The SuperCam instrument contains a suite of techniques including passive spectroscopy in the 0.40-0.85 (VIS) and 1.3-2.6 microns (IR) wavelength ranges, and a color camera (RMI- Remote Micro-Imager) providing high resolution context images. Since the landing, SuperCam has acquired thousands of VISIR spectra of nearby rocks (including both natural and abraded surfaces), as well as hundreds of spectra of distant targets (from 10s of m to 20 km). The VISIR field of view of each individual spectrum ranges from a few mm for the rock of the workspace to 20 m to 20 km. The aim of this contribution is to summarize the main results of VISIR spectra up to Sol 300.

The two geological units investigated in situ have distinct spectra. The crater floor rough unit (Cf-fr)  has a pervasive 1.9 µm absorption indicative of hydration. Additional absorption at 2.28 µm indicate the presence of iron-rich phyllosilicates. Correlations between 1.9 µm and 2.4 µm absorption bands or between 2.1 µm and 2.4 µm bands suggest the presence of both poly and monohydrated sulfates. Spectra similar to oxy-hydroxides have also been observed in some rocks. Unmixing methods such as factor analyses highlight a high calcium pyroxene component. To sum up, the Cf-fr is an altered pyroxene rich unit. The second unit investigated in situ is a region called Seitah, which is dominantly olivine-rich from orbital analyses. Supercam VISIR data confirm the strong signature of olivine of the unit and display a complex suite of absorptions in the 2.3 µm - 2.4 µm region suggesting the presence of iron and magnesium phyllosilicates and/or carbonates.

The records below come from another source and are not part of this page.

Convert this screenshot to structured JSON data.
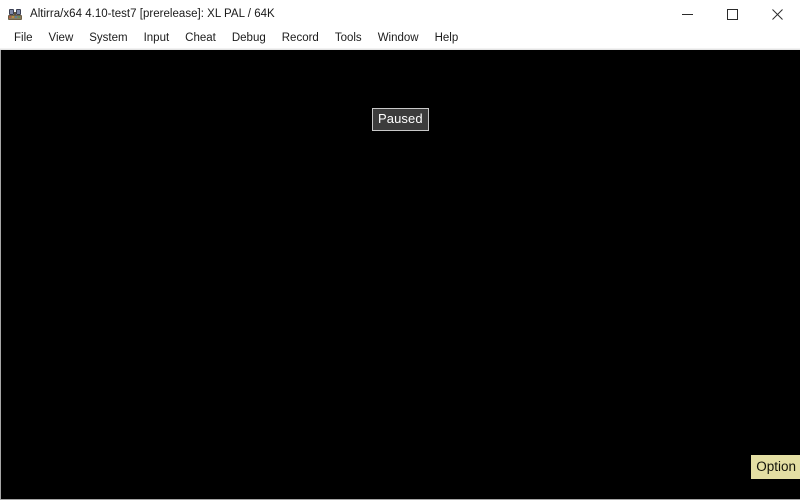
{
  "window": {
    "icon_name": "altirra-app-icon",
    "title": "Altirra/x64 4.10-test7 [prerelease]: XL PAL / 64K",
    "controls": {
      "minimize_label": "Minimize",
      "maximize_label": "Maximize",
      "close_label": "Close"
    }
  },
  "menu": {
    "items": [
      {
        "label": "File"
      },
      {
        "label": "View"
      },
      {
        "label": "System"
      },
      {
        "label": "Input"
      },
      {
        "label": "Cheat"
      },
      {
        "label": "Debug"
      },
      {
        "label": "Record"
      },
      {
        "label": "Tools"
      },
      {
        "label": "Window"
      },
      {
        "label": "Help"
      }
    ]
  },
  "display": {
    "background_color": "#000000",
    "paused_indicator": {
      "label": "Paused",
      "background_color": "#3c3c3c",
      "border_color": "#c8c8c8",
      "text_color": "#ffffff"
    },
    "option_indicator": {
      "label": "Option",
      "background_color": "#e4dfa3",
      "text_color": "#14140a"
    }
  }
}
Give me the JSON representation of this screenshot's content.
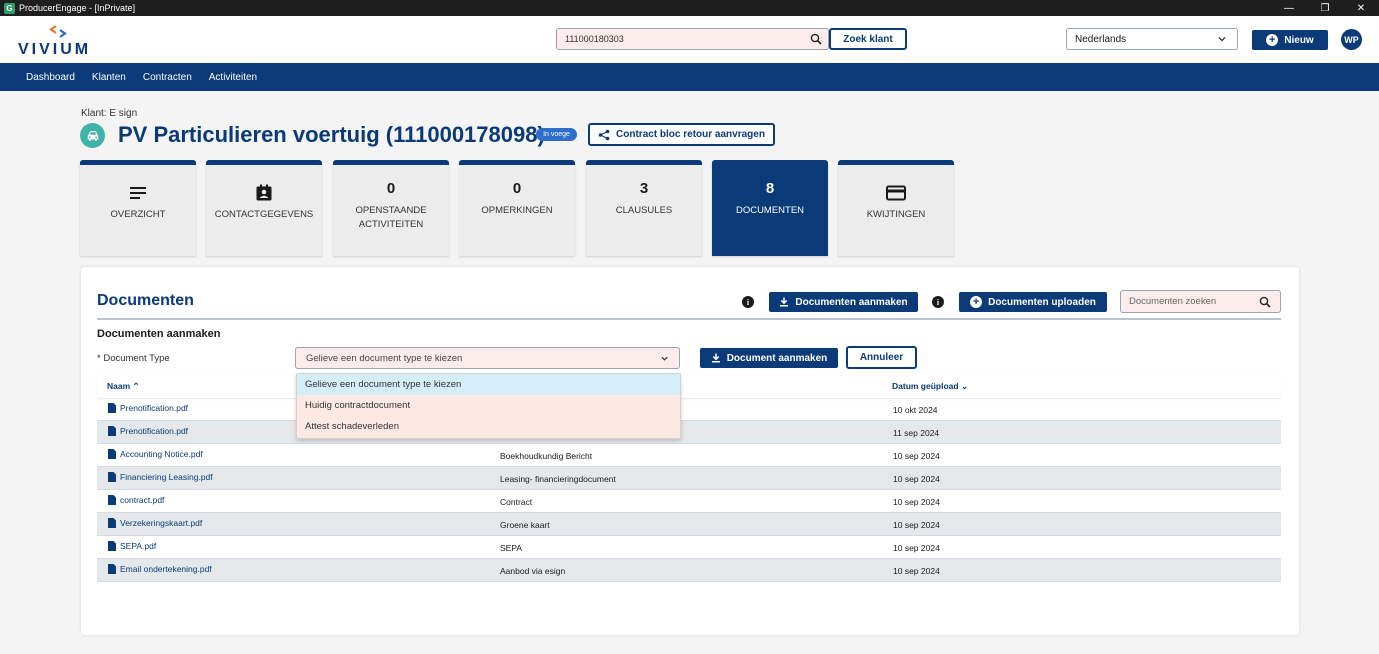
{
  "window": {
    "title": "ProducerEngage - [InPrivate]",
    "app_icon": "G",
    "minimize": "—",
    "restore": "❐",
    "close": "✕"
  },
  "header": {
    "logo_text": "VIVIUM",
    "search_value": "111000180303",
    "search_button": "Zoek klant",
    "language": "Nederlands",
    "new_button": "Nieuw",
    "avatar_initials": "WP"
  },
  "nav": {
    "items": [
      "Dashboard",
      "Klanten",
      "Contracten",
      "Activiteiten"
    ]
  },
  "page": {
    "klant_label": "Klant: E sign",
    "title": "PV Particulieren voertuig (111000178098)",
    "status": "In voege",
    "contract_button": "Contract bloc retour aanvragen"
  },
  "tiles": [
    {
      "label": "OVERZICHT",
      "count": "",
      "icon": "lines-icon",
      "active": false
    },
    {
      "label": "CONTACTGEGEVENS",
      "count": "",
      "icon": "contact-card-icon",
      "active": false
    },
    {
      "label": "OPENSTAANDE ACTIVITEITEN",
      "count": "0",
      "icon": "",
      "active": false
    },
    {
      "label": "OPMERKINGEN",
      "count": "0",
      "icon": "",
      "active": false
    },
    {
      "label": "CLAUSULES",
      "count": "3",
      "icon": "",
      "active": false
    },
    {
      "label": "DOCUMENTEN",
      "count": "8",
      "icon": "",
      "active": true
    },
    {
      "label": "KWIJTINGEN",
      "count": "",
      "icon": "credit-card-icon",
      "active": false
    }
  ],
  "documents": {
    "title": "Documenten",
    "create_button": "Documenten aanmaken",
    "upload_button": "Documenten uploaden",
    "search_placeholder": "Documenten zoeken",
    "info_symbol": "i",
    "section_title": "Documenten aanmaken",
    "doc_type_label": "* Document Type",
    "doc_type_placeholder": "Gelieve een document type te kiezen",
    "create_single_button": "Document aanmaken",
    "cancel_button": "Annuleer",
    "dropdown_options": [
      "Gelieve een document type te kiezen",
      "Huidig contractdocument",
      "Attest schadeverleden"
    ],
    "columns": {
      "name": "Naam",
      "date": "Datum geüpload"
    },
    "rows": [
      {
        "name": "Prenotification.pdf",
        "type": "",
        "date": "10 okt 2024"
      },
      {
        "name": "Prenotification.pdf",
        "type": "",
        "date": "11 sep 2024"
      },
      {
        "name": "Accounting Notice.pdf",
        "type": "Boekhoudkundig Bericht",
        "date": "10 sep 2024"
      },
      {
        "name": "Financiering Leasing.pdf",
        "type": "Leasing- financieringdocument",
        "date": "10 sep 2024"
      },
      {
        "name": "contract.pdf",
        "type": "Contract",
        "date": "10 sep 2024"
      },
      {
        "name": "Verzekeringskaart.pdf",
        "type": "Groene kaart",
        "date": "10 sep 2024"
      },
      {
        "name": "SEPA.pdf",
        "type": "SEPA",
        "date": "10 sep 2024"
      },
      {
        "name": "Email ondertekening.pdf",
        "type": "Aanbod via esign",
        "date": "10 sep 2024"
      }
    ]
  },
  "colors": {
    "primary": "#0a3a78",
    "accent": "#3fb3a8",
    "field_bg": "#fdecec"
  }
}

The alteration signature seems to be associated with olivine grains. 

Distant observations were acquired on the western delta front, several remote mesas and hills, on Jezero floor unit (the unit on which Perseverance landed on and investigated in situ), on Seitah before being visited by the rover, and on even more distant targets such as the crater rim or the marginal carbonate-bearing unit. The observed spectral signatures form different clusters depending on the type of target, highlighting the spectral diversity of Jezero geological units.  Remarkably, the long distance observations of Seitah region are in perfect agreement with the in situ measurements confirming the relevance of long distance observations to assess the geological/mineralogical context of Perseverance’s future traverses.

How to cite: Quantin-Nataf, C., Mandon, L., Royer, C., Beck, P., Montmessin, F., Forni, O., Le Mouelic, S., Poulet, F., Johnson, J., Fouchet, T., Dehouck, E., Brown, A., Tarnas, J., Pilleri, P., Gasnault, O., Mangold, N., Maurice, S., and Wiens, R.: Infrared Reflectance of Jezero geological units from Supercam/Mars2020 Observations , EGU General Assembly 2022, Vienna, Austria, 23–27 May 2022, EGU22-5969,, 2022.